- Dataset records -
•••••

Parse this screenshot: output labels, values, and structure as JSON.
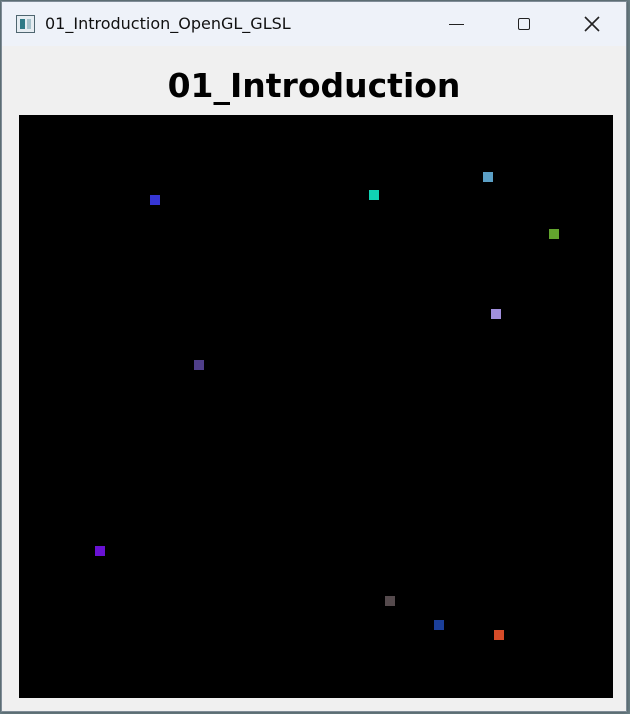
{
  "window": {
    "title": "01_Introduction_OpenGL_GLSL",
    "icon": "opengl-app-icon",
    "controls": {
      "minimize_icon": "minimize-icon",
      "maximize_icon": "maximize-icon",
      "close_icon": "close-icon"
    }
  },
  "main": {
    "heading": "01_Introduction",
    "canvas_background": "#000000",
    "point_colors": [
      "#3535d4",
      "#10d2b4",
      "#5b9fc5",
      "#63a52e",
      "#a18fdd",
      "#503f8a",
      "#6912d4",
      "#554a4d",
      "#1b3f99",
      "#d64b28"
    ]
  }
}
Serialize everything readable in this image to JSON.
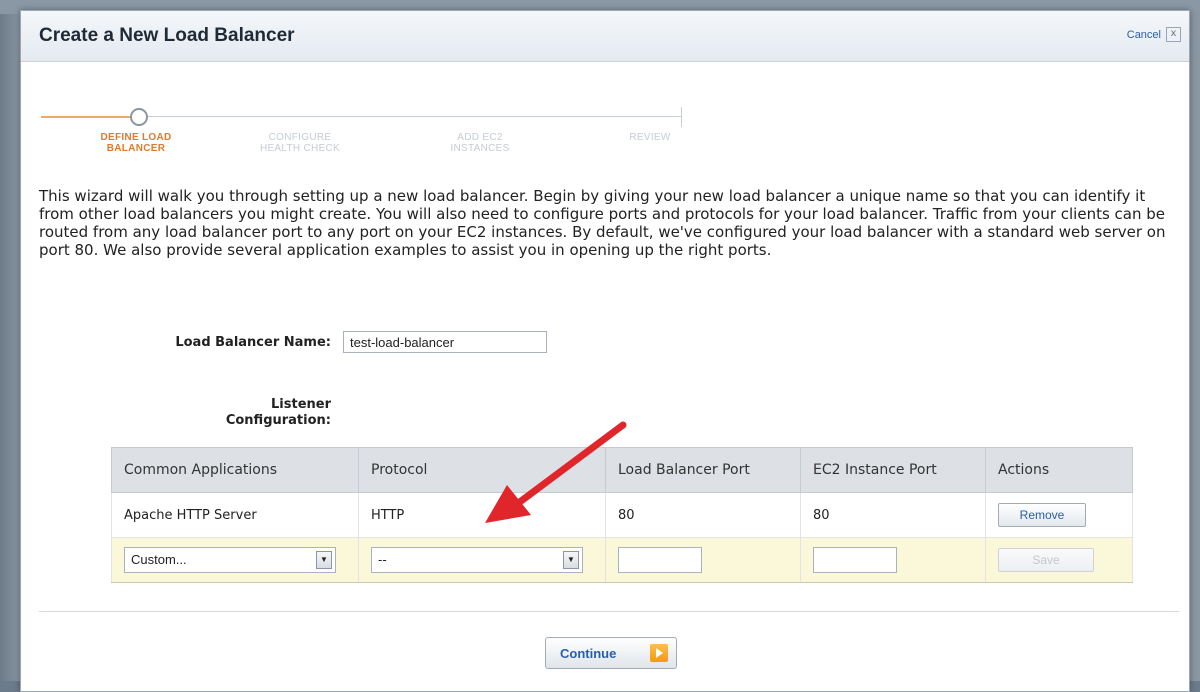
{
  "dialog": {
    "title": "Create a New Load Balancer",
    "cancel_label": "Cancel",
    "close_glyph": "x"
  },
  "wizard": {
    "steps": [
      {
        "label_line1": "DEFINE LOAD",
        "label_line2": "BALANCER",
        "active": true
      },
      {
        "label_line1": "CONFIGURE",
        "label_line2": "HEALTH CHECK",
        "active": false
      },
      {
        "label_line1": "ADD EC2",
        "label_line2": "INSTANCES",
        "active": false
      },
      {
        "label_line1": "REVIEW",
        "label_line2": "",
        "active": false
      }
    ]
  },
  "intro_text": "This wizard will walk you through setting up a new load balancer. Begin by giving your new load balancer a unique name so that you can identify it from other load balancers you might create. You will also need to configure ports and protocols for your load balancer. Traffic from your clients can be routed from any load balancer port to any port on your EC2 instances. By default, we've configured your load balancer with a standard web server on port 80. We also provide several application examples to assist you in opening up the right ports.",
  "form": {
    "name_label": "Load Balancer Name:",
    "name_value": "test-load-balancer",
    "listener_label_line1": "Listener",
    "listener_label_line2": "Configuration:"
  },
  "listener_table": {
    "headers": [
      "Common Applications",
      "Protocol",
      "Load Balancer Port",
      "EC2 Instance Port",
      "Actions"
    ],
    "row": {
      "application": "Apache HTTP Server",
      "protocol": "HTTP",
      "lb_port": "80",
      "instance_port": "80",
      "action": "Remove"
    },
    "new_row": {
      "application_select": "Custom...",
      "protocol_select": "--",
      "save_label": "Save",
      "dropdown_glyph": "▼"
    }
  },
  "footer": {
    "continue_label": "Continue"
  },
  "colors": {
    "accent_orange": "#e07a2c",
    "link_blue": "#2a5fa8",
    "annotation_arrow": "#e0262a",
    "new_row_bg": "#fbf7d9"
  }
}
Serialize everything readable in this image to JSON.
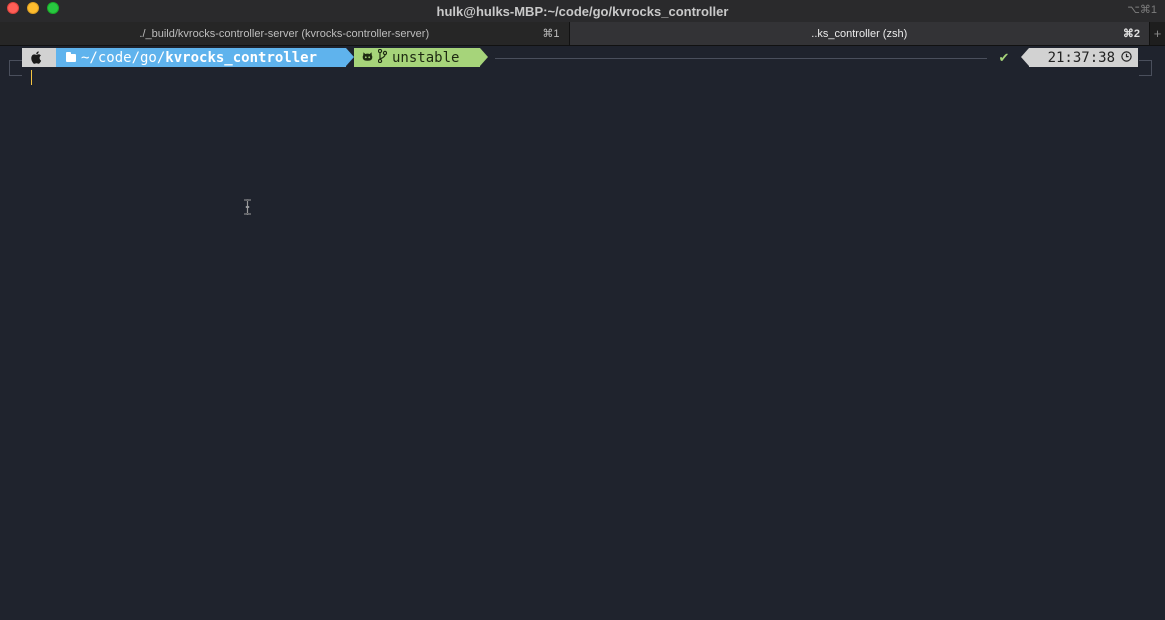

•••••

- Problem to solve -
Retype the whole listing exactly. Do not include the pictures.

- Worked solution -
Parse this screenshot: output labels, values, and structure as JSON.
{
  "window": {
    "title": "01_Introduction_OpenGL_GLSL",
    "icon": "opengl-app-icon",
    "controls": {
      "minimize_icon": "minimize-icon",
      "maximize_icon": "maximize-icon",
      "close_icon": "close-icon"
    }
  },
  "main": {
    "heading": "01_Introduction",
    "canvas_background": "#000000",
    "point_colors": [
      "#3535d4",
      "#10d2b4",
      "#5b9fc5",
      "#63a52e",
      "#a18fdd",
      "#503f8a",
      "#6912d4",
      "#554a4d",
      "#1b3f99",
      "#d64b28"
    ]
  }
}
Serialize everything readable in this image to JSON.
{
  "dialog": {
    "title": "Create a New Load Balancer",
    "cancel_label": "Cancel",
    "close_glyph": "x"
  },
  "wizard": {
    "steps": [
      {
        "label_line1": "DEFINE LOAD",
        "label_line2": "BALANCER",
        "active": true
      },
      {
        "label_line1": "CONFIGURE",
        "label_line2": "HEALTH CHECK",
        "active": false
      },
      {
        "label_line1": "ADD EC2",
        "label_line2": "INSTANCES",
        "active": false
      },
      {
        "label_line1": "REVIEW",
        "label_line2": "",
        "active": false
      }
    ]
  },
  "intro_text": "This wizard will walk you through setting up a new load balancer. Begin by giving your new load balancer a unique name so that you can identify it from other load balancers you might create. You will also need to configure ports and protocols for your load balancer. Traffic from your clients can be routed from any load balancer port to any port on your EC2 instances. By default, we've configured your load balancer with a standard web server on port 80. We also provide several application examples to assist you in opening up the right ports.",
  "form": {
    "name_label": "Load Balancer Name:",
    "name_value": "test-load-balancer",
    "listener_label_line1": "Listener",
    "listener_label_line2": "Configuration:"
  },
  "listener_table": {
    "headers": [
      "Common Applications",
      "Protocol",
      "Load Balancer Port",
      "EC2 Instance Port",
      "Actions"
    ],
    "row": {
      "application": "Apache HTTP Server",
      "protocol": "HTTP",
      "lb_port": "80",
      "instance_port": "80",
      "action": "Remove"
    },
    "new_row": {
      "application_select": "Custom...",
      "protocol_select": "--",
      "save_label": "Save",
      "dropdown_glyph": "▼"
    }
  },
  "footer": {
    "continue_label": "Continue"
  },
  "colors": {
    "accent_orange": "#e07a2c",
    "link_blue": "#2a5fa8",
    "annotation_arrow": "#e0262a",
    "new_row_bg": "#fbf7d9"
  }
}
Serialize everything readable in this image to JSON.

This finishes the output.